Okay, so this doesn’t technically come out until April 6th, but seeing as how I’m already planning to cover a much bigger release that week (hint: it shares the same title), it’s probably as good a time as any to discuss the Blu-ray release of Ralph Bakshi’s 1978 film, “The Lord of the Rings.” Although it once held the honor of being the only cinematic adaptation of J.R.R. Tolkien’s famous text (and hence the reason why it still has its share of supporters), Bakshi’s animated version isn’t even remotely deserving of having the word “classic” appear on the cover.

In fact, there are so many things wrong with this movie that it’s hard to believe anyone actually likes it. The biggest problem is with Bakshi’s decision to incorporate rotoscoped live action footage alongside the traditional cel-shaded animation, because while it might have seemed ambitiously artistic at the time, it comes off looking incredibly hokey.

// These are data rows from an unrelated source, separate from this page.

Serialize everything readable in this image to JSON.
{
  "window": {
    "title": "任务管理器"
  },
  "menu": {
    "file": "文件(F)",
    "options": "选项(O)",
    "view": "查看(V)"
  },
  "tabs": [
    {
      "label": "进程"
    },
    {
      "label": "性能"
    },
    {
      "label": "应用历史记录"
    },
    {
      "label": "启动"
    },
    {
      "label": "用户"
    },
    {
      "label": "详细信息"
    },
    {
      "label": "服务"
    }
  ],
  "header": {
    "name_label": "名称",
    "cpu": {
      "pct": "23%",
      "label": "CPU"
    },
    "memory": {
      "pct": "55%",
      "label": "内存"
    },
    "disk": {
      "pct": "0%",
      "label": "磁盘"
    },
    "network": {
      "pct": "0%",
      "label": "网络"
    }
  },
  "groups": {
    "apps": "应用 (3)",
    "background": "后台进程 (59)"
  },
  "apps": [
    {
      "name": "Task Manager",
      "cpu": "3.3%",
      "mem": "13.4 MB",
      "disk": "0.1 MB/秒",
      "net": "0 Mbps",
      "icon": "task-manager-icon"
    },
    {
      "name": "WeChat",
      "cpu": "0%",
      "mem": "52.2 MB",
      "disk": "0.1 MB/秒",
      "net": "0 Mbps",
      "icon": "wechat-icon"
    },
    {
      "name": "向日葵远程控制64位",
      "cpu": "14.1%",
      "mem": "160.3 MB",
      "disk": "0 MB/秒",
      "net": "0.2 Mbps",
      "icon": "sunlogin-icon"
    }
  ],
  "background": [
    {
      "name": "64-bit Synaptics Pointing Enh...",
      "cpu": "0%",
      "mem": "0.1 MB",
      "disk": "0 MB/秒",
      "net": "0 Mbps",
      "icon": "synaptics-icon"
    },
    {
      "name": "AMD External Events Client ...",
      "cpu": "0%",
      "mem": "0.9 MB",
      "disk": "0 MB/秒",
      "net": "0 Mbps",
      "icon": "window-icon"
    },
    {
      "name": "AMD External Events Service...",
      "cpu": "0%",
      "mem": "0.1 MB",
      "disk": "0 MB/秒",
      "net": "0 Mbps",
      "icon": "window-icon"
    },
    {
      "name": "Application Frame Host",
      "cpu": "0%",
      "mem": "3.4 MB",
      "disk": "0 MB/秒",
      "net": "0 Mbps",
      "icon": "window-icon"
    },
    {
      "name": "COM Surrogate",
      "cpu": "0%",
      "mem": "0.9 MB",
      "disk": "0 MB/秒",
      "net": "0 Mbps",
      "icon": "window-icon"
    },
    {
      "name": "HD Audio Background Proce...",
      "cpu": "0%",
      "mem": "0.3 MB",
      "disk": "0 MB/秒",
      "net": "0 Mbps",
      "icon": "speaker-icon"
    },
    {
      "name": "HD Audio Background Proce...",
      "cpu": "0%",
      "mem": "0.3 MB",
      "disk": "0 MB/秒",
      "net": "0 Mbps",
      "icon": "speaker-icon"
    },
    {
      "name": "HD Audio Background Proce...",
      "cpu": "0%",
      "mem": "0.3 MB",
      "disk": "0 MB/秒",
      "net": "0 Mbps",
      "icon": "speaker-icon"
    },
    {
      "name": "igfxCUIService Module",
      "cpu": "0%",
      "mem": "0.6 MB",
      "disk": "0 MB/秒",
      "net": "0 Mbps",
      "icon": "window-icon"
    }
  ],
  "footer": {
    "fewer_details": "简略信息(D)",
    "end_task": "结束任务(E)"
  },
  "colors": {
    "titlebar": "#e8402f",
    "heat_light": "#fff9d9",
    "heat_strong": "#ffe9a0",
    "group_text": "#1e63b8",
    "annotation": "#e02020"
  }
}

It’s also quite distracting, often making the animation look worse than it really is. Then again, I’ve never really been a fan of Bakshi’s work, so his reputation as an artist is completely lost on me.

Of course, even if you can get past the shoddy animation, Bakshi’s version only encompasses the first two books in the trilogy, abruptly ending after Gandalf saves the day at Isengard with no real concern for the fact that there’s still more story left to tell. Fans eventually did get to see the finale to the animated tale in 1983’s equally disappointing “The Return of the King” (albeit without Bakshi’s involvement), but it doesn’t make its absence in “The Lord of the Rings” any less bewildering. Obviously, it’s easy to criticize the film when the only thing you can compare it to is Peter Jackson’s award-winning trilogy, but how can you not? After all, the only reason people put up with Bakshi’s film in the first place is because it was the only one available. And now that Jackson’s movies are being released on Blu-ray as well, you’d probably be better off just forgetting this edition ever existed. Heck, I just watched it a few hours ago and I already have.

  

Related Posts

Tolkien/Harper Collins v. New Line/Warners suit settled

There is joy in Middle Earth as the suit over the accounting of the immense take of Peter Jackson’s Lord of the Rings film cycle has been settled. (Nikki Finke says it was nearly $6 billion.) The terms are being kept secret, but this is a separate matter from the already settled action between New Line and Peter Jackson, which ended his relationship with former New Line Prez Bob Shaye under some extremely acrimonious conditions. This means there’s nothing likely to stand in the way of Guillermo del Toro’s upcoming films of Tolkien’s The Hobbit.

It’s also worth recalling that this isn’t the first time the Tolkiens — who were partners in the suit with the Rupert Murdoch’s Harper Collins publishing megalith — have been allegedly deprived of what’s rightfully theirs and been involved in successful legal action. The question is, what’s more corrupting — the power of cash or you-know-what?

  

Related Posts